(Dataset rows describing interfaces)
BEGIN

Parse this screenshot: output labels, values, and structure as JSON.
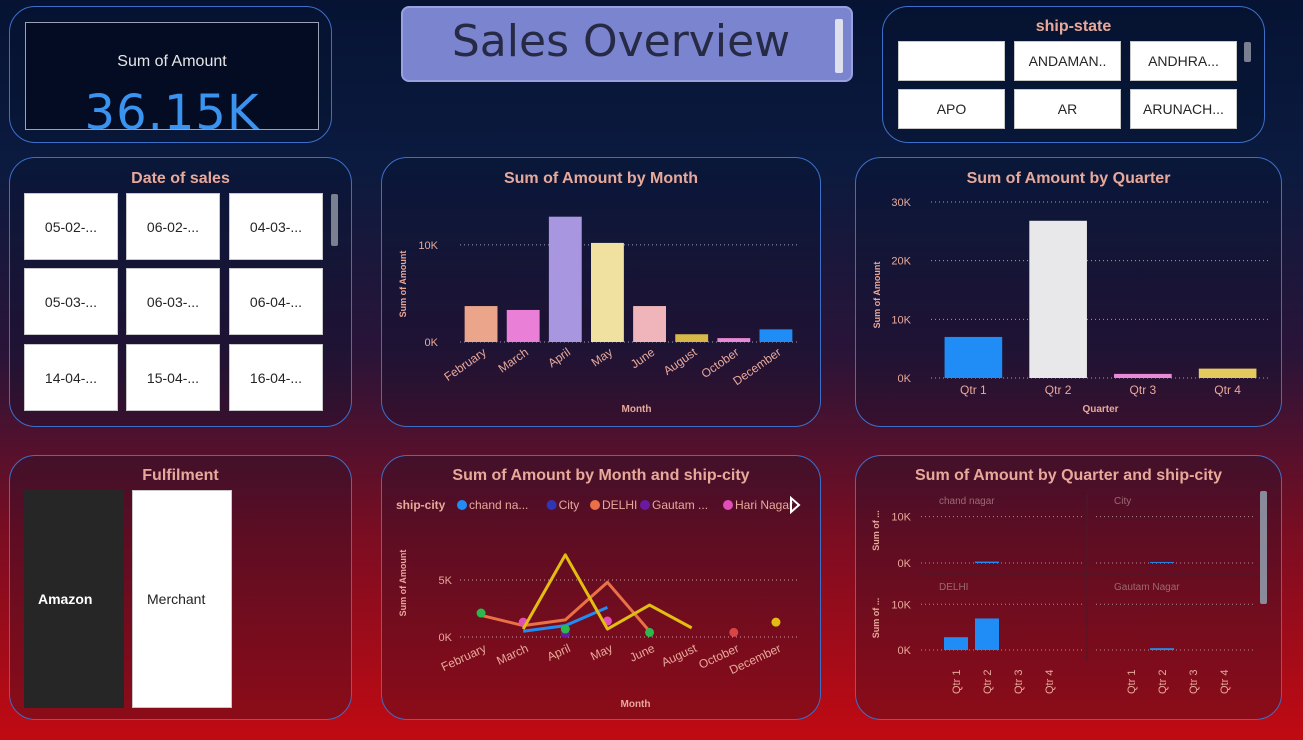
{
  "kpi": {
    "label": "Sum of Amount",
    "value": "36.15K"
  },
  "header": {
    "title": "Sales Overview"
  },
  "ship_state": {
    "title": "ship-state",
    "items": [
      "",
      "ANDAMAN..",
      "ANDHRA...",
      "APO",
      "AR",
      "ARUNACH..."
    ]
  },
  "date_of_sales": {
    "title": "Date of sales",
    "items": [
      "05-02-...",
      "06-02-...",
      "04-03-...",
      "05-03-...",
      "06-03-...",
      "06-04-...",
      "14-04-...",
      "15-04-...",
      "16-04-..."
    ]
  },
  "fulfilment": {
    "title": "Fulfilment",
    "options": [
      "Amazon",
      "Merchant"
    ],
    "selected": "Amazon"
  },
  "colors": {
    "accent": "#3a93ee",
    "title_text": "#e8a99b",
    "card_border": "#3d6fc9"
  },
  "chart_data": [
    {
      "id": "by_month",
      "type": "bar",
      "title": "Sum of Amount by Month",
      "xlabel": "Month",
      "ylabel": "Sum of Amount",
      "categories": [
        "February",
        "March",
        "April",
        "May",
        "June",
        "August",
        "October",
        "December"
      ],
      "values": [
        3700,
        3300,
        12900,
        10200,
        3700,
        800,
        400,
        1300
      ],
      "bar_colors": [
        "#eba58a",
        "#e97fd6",
        "#a996e0",
        "#f0e1a0",
        "#f0b5bb",
        "#d9b84a",
        "#e989d8",
        "#1f8df5"
      ],
      "ylim": [
        0,
        14000
      ],
      "yticks": [
        0,
        10000
      ],
      "ytick_labels": [
        "0K",
        "10K"
      ],
      "grid": true
    },
    {
      "id": "by_quarter",
      "type": "bar",
      "title": "Sum of Amount by Quarter",
      "xlabel": "Quarter",
      "ylabel": "Sum of Amount",
      "categories": [
        "Qtr 1",
        "Qtr 2",
        "Qtr 3",
        "Qtr 4"
      ],
      "values": [
        7000,
        26800,
        700,
        1600
      ],
      "bar_colors": [
        "#1f8df5",
        "#e8e8ea",
        "#e989d8",
        "#e4c95f"
      ],
      "ylim": [
        0,
        30000
      ],
      "yticks": [
        0,
        10000,
        20000,
        30000
      ],
      "ytick_labels": [
        "0K",
        "10K",
        "20K",
        "30K"
      ],
      "grid": true
    },
    {
      "id": "month_city",
      "type": "line",
      "title": "Sum of Amount by Month and ship-city",
      "xlabel": "Month",
      "ylabel": "Sum of Amount",
      "legend_title": "ship-city",
      "legend_position": "top",
      "categories": [
        "February",
        "March",
        "April",
        "May",
        "June",
        "August",
        "October",
        "December"
      ],
      "series": [
        {
          "name": "chand na...",
          "color": "#1f8df5",
          "values": [
            null,
            500,
            1000,
            2600,
            null,
            null,
            null,
            null
          ]
        },
        {
          "name": "City",
          "color": "#2f35b5",
          "values": [
            null,
            null,
            600,
            null,
            null,
            null,
            null,
            null
          ]
        },
        {
          "name": "DELHI",
          "color": "#ea7045",
          "values": [
            1900,
            1000,
            1500,
            4800,
            500,
            null,
            null,
            null
          ]
        },
        {
          "name": "Gautam ...",
          "color": "#6a1aa1",
          "values": [
            null,
            null,
            300,
            null,
            null,
            null,
            null,
            null
          ]
        },
        {
          "name": "Hari Nagar",
          "color": "#e04fb8",
          "values": [
            null,
            1300,
            null,
            1400,
            null,
            null,
            null,
            null
          ]
        },
        {
          "name": "",
          "color": "#e3bd12",
          "values": [
            null,
            700,
            7200,
            700,
            2800,
            800,
            null,
            1300
          ]
        },
        {
          "name": "",
          "color": "#2cb84c",
          "values": [
            2100,
            null,
            700,
            null,
            400,
            null,
            null,
            null
          ]
        },
        {
          "name": "",
          "color": "#d64646",
          "values": [
            null,
            null,
            null,
            null,
            null,
            null,
            400,
            null
          ]
        }
      ],
      "ylim": [
        0,
        8500
      ],
      "yticks": [
        0,
        5000
      ],
      "ytick_labels": [
        "0K",
        "5K"
      ],
      "grid": true
    },
    {
      "id": "quarter_city",
      "type": "bar",
      "title": "Sum of Amount by Quarter and ship-city",
      "ylabel": "Sum of ...",
      "categories": [
        "Qtr 1",
        "Qtr 2",
        "Qtr 3",
        "Qtr 4"
      ],
      "panels": [
        {
          "name": "chand nagar",
          "values": [
            0,
            300,
            0,
            0
          ]
        },
        {
          "name": "City",
          "values": [
            0,
            200,
            0,
            0
          ]
        },
        {
          "name": "DELHI",
          "values": [
            2800,
            6900,
            0,
            0
          ]
        },
        {
          "name": "Gautam Nagar",
          "values": [
            0,
            400,
            0,
            0
          ]
        }
      ],
      "ylim": [
        0,
        14000
      ],
      "yticks": [
        0,
        10000
      ],
      "ytick_labels": [
        "0K",
        "10K"
      ],
      "bar_color": "#1f8df5",
      "grid": true
    }
  ]
}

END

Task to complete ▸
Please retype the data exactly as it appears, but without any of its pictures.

Your solution ▸
Parse this screenshot: output labels, values, and structure as JSON.
{
  "kpi": {
    "label": "Sum of Amount",
    "value": "36.15K"
  },
  "header": {
    "title": "Sales Overview"
  },
  "ship_state": {
    "title": "ship-state",
    "items": [
      "",
      "ANDAMAN..",
      "ANDHRA...",
      "APO",
      "AR",
      "ARUNACH..."
    ]
  },
  "date_of_sales": {
    "title": "Date of sales",
    "items": [
      "05-02-...",
      "06-02-...",
      "04-03-...",
      "05-03-...",
      "06-03-...",
      "06-04-...",
      "14-04-...",
      "15-04-...",
      "16-04-..."
    ]
  },
  "fulfilment": {
    "title": "Fulfilment",
    "options": [
      "Amazon",
      "Merchant"
    ],
    "selected": "Amazon"
  },
  "colors": {
    "accent": "#3a93ee",
    "title_text": "#e8a99b",
    "card_border": "#3d6fc9"
  },
  "chart_data": [
    {
      "id": "by_month",
      "type": "bar",
      "title": "Sum of Amount by Month",
      "xlabel": "Month",
      "ylabel": "Sum of Amount",
      "categories": [
        "February",
        "March",
        "April",
        "May",
        "June",
        "August",
        "October",
        "December"
      ],
      "values": [
        3700,
        3300,
        12900,
        10200,
        3700,
        800,
        400,
        1300
      ],
      "bar_colors": [
        "#eba58a",
        "#e97fd6",
        "#a996e0",
        "#f0e1a0",
        "#f0b5bb",
        "#d9b84a",
        "#e989d8",
        "#1f8df5"
      ],
      "ylim": [
        0,
        14000
      ],
      "yticks": [
        0,
        10000
      ],
      "ytick_labels": [
        "0K",
        "10K"
      ],
      "grid": true
    },
    {
      "id": "by_quarter",
      "type": "bar",
      "title": "Sum of Amount by Quarter",
      "xlabel": "Quarter",
      "ylabel": "Sum of Amount",
      "categories": [
        "Qtr 1",
        "Qtr 2",
        "Qtr 3",
        "Qtr 4"
      ],
      "values": [
        7000,
        26800,
        700,
        1600
      ],
      "bar_colors": [
        "#1f8df5",
        "#e8e8ea",
        "#e989d8",
        "#e4c95f"
      ],
      "ylim": [
        0,
        30000
      ],
      "yticks": [
        0,
        10000,
        20000,
        30000
      ],
      "ytick_labels": [
        "0K",
        "10K",
        "20K",
        "30K"
      ],
      "grid": true
    },
    {
      "id": "month_city",
      "type": "line",
      "title": "Sum of Amount by Month and ship-city",
      "xlabel": "Month",
      "ylabel": "Sum of Amount",
      "legend_title": "ship-city",
      "legend_position": "top",
      "categories": [
        "February",
        "March",
        "April",
        "May",
        "June",
        "August",
        "October",
        "December"
      ],
      "series": [
        {
          "name": "chand na...",
          "color": "#1f8df5",
          "values": [
            null,
            500,
            1000,
            2600,
            null,
            null,
            null,
            null
          ]
        },
        {
          "name": "City",
          "color": "#2f35b5",
          "values": [
            null,
            null,
            600,
            null,
            null,
            null,
            null,
            null
          ]
        },
        {
          "name": "DELHI",
          "color": "#ea7045",
          "values": [
            1900,
            1000,
            1500,
            4800,
            500,
            null,
            null,
            null
          ]
        },
        {
          "name": "Gautam ...",
          "color": "#6a1aa1",
          "values": [
            null,
            null,
            300,
            null,
            null,
            null,
            null,
            null
          ]
        },
        {
          "name": "Hari Nagar",
          "color": "#e04fb8",
          "values": [
            null,
            1300,
            null,
            1400,
            null,
            null,
            null,
            null
          ]
        },
        {
          "name": "",
          "color": "#e3bd12",
          "values": [
            null,
            700,
            7200,
            700,
            2800,
            800,
            null,
            1300
          ]
        },
        {
          "name": "",
          "color": "#2cb84c",
          "values": [
            2100,
            null,
            700,
            null,
            400,
            null,
            null,
            null
          ]
        },
        {
          "name": "",
          "color": "#d64646",
          "values": [
            null,
            null,
            null,
            null,
            null,
            null,
            400,
            null
          ]
        }
      ],
      "ylim": [
        0,
        8500
      ],
      "yticks": [
        0,
        5000
      ],
      "ytick_labels": [
        "0K",
        "5K"
      ],
      "grid": true
    },
    {
      "id": "quarter_city",
      "type": "bar",
      "title": "Sum of Amount by Quarter and ship-city",
      "ylabel": "Sum of ...",
      "categories": [
        "Qtr 1",
        "Qtr 2",
        "Qtr 3",
        "Qtr 4"
      ],
      "panels": [
        {
          "name": "chand nagar",
          "values": [
            0,
            300,
            0,
            0
          ]
        },
        {
          "name": "City",
          "values": [
            0,
            200,
            0,
            0
          ]
        },
        {
          "name": "DELHI",
          "values": [
            2800,
            6900,
            0,
            0
          ]
        },
        {
          "name": "Gautam Nagar",
          "values": [
            0,
            400,
            0,
            0
          ]
        }
      ],
      "ylim": [
        0,
        14000
      ],
      "yticks": [
        0,
        10000
      ],
      "ytick_labels": [
        "0K",
        "10K"
      ],
      "bar_color": "#1f8df5",
      "grid": true
    }
  ]
}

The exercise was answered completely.